DRUG-RESISTANT GERMS GROWING HEALTH THREAT IN EUROPE
June 7, 2007
The emergence of drug-resistant microbes -- especially tuberculosis and HIV -- poses a threat to public health in Europe, according the authors of a new European Union (EU) report.
According to EU's European Centre for Disease Prevention and Control (ECDC):
- Germs resistant to antibiotics are rapidly spreading in hospitals across the 27-member bloc.
- About 3 million people become infected every year while receiving health care; about 50,000 of them die.
- Tuberculosis remains a large threat, with nearly 60,000 cases reported in 2005.
- About 27,000 new HIV cases were identified in 2005 for a total of 700,000.
- Estonia had by far the highest rate of infection, with 467 cases per 1 million residents, ahead of Portugal and Britain.
"It is unacceptable to me that one in every 10 patients entering hospital in the EU will catch an infection there," EU Health Commissioner Markos Kyprianou said in a statement. "Supporting action to address this problem will be a priority for the Commission and for ECDC in the coming year."
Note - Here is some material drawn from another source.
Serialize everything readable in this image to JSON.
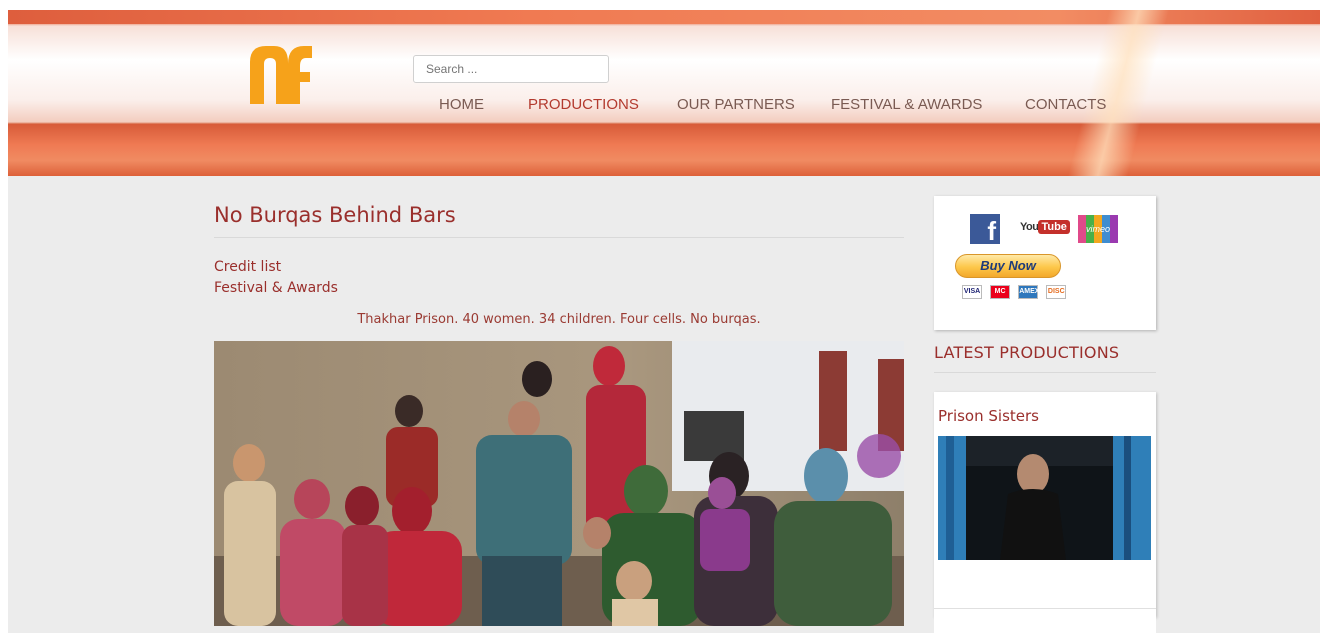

Source: "Drug-resistant germs growing health threat in Europe," Pravda, June 7, 2007; based upon: Edited by Andrew Amato-Gauci and Andrea Ammon, "The First European Communicable Disease Epidemiological Report," European Centre for Disease Prevention and Control, June 7, 2007.
Browse more articles on Health Issues